Repetition is one of the most popular study techniques. It involves reviewing the material studied over and over again, either by reading, writing or reciting it aloud, until the information is completely absorbed. Repetition is an effective method of studying, but you need to test yourself to see if you have learned the lesson well. You can read something a hundred times, but still be unable to bring out anything on the exam.
Step 8. Decide which method to use
While all of these methods have their merits, you will need to try them out in turn to see which one works best for you. Keep in mind that some methods work better for some topics than others. The way you study math formulas and problems will be different from how you study a play.

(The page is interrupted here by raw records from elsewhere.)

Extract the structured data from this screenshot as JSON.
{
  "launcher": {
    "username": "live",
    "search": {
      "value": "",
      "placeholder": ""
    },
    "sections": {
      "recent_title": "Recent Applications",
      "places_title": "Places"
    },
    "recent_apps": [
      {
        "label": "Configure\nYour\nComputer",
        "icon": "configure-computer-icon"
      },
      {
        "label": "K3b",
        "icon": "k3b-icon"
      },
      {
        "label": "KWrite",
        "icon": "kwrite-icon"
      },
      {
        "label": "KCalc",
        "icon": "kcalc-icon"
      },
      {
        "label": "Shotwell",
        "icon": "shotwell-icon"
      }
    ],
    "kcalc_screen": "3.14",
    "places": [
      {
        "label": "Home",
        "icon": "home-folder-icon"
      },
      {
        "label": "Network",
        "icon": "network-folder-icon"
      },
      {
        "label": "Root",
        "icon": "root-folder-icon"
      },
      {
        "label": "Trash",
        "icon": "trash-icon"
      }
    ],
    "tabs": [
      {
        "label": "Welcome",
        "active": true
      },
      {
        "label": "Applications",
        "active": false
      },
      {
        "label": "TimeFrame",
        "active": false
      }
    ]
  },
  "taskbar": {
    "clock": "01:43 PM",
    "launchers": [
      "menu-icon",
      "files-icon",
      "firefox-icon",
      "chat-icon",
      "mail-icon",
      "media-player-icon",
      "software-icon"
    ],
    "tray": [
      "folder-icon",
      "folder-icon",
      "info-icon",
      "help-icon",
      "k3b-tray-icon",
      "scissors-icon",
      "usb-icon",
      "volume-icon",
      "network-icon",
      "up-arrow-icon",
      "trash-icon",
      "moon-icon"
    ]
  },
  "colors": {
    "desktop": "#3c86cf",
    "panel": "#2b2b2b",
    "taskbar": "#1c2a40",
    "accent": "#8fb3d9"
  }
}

- For example, repetition, acronyms and mnemonics will be more suitable for science subjects like biology where you have to learn a lot of unfamiliar and unusual terms, while making up a story will be more useful in preparing for a history exam where you can easily put the facts and events into a compelling story.
- Try to choose a method of studying that will appeal to your strengths. If you are a fast learner, reciting the course and learning lists will be easy for you, while if you are more of a visual person, associating your written notes with diagrams or pictures can help you memorize all of this information more easily.
- Remember that there is not just one way to study, so do what is best for you.
Part 4 of 4: Manage stress
Step 1. Eat healthy and exercise
It is very important to eat a healthy diet and exercise during intense periods of revision. Eating well will give you more energy and help you stay more alert during your study sessions, while exercise will clear your head and reduce stress.
- Try to eat plenty of fresh fruits, vegetables, protein, and complex carbohydrates that will keep you full with meals. And for a snack or a snack, eat cereal bars, granola bars or a handful of nuts or raisins. Avoid too sweet snacks, as their energy supply is only temporary.
- When it comes to sports, try to get at least 30 minutes of exercise a day whether it's something fun like a dance class or a game of soccer, or something simple like going for a walk.
Step 2. Get enough sleep
Get at least 8 hours of sleep per night during this intense period of study. You may be tempted to study late, but remember that you need energy and focus to study effectively, which you won't get if you go to bed late. Also remember to get a good night's sleep the day before the exam. All of your preparation can be ruined if you don't get enough sleep.
Step 3. Avoid stressed people
Stress can be very contagious, so avoid other students who are tearing their hair out near exams or stressed people in general. A calm and methodical approach to your revisions will save you from stress.
Step 4. Say no to distractions
It's easy to get distracted while studying, but try to remember the long-term goal and be serious. If you allow yourself some distractions now, you will end up having a drink the last week before the exam and be extremely stressed. Study in a disciplined and consistent manner and you will be more prepared and calm on exam day.
While you are studying, turn off your phone and download a program that blocks access to social networks. If your friends ask you to go out for coffee when you're in the middle of a productive study session, don't feel guilty for saying no
Step 5. Have fun
Set a rigorous schedule for working during the week and stick to it as much as possible. However, give yourself some free time on weekends to relax a bit and release the pressure. Go out with your friends, go to a movie or enjoy your family. If you've been working consistently all week, don't feel guilty about having a little fun on the weekends… you will need it!
Step 6. Realize that you are going to be successful
Imagine yourself relaxed and confident on exam day. Think about how it will feel if you get the grade you're trying to achieve. Imagining all of this will motivate you to take all the steps necessary to reach your goal. Remember, if you believe you can do it then you can do it!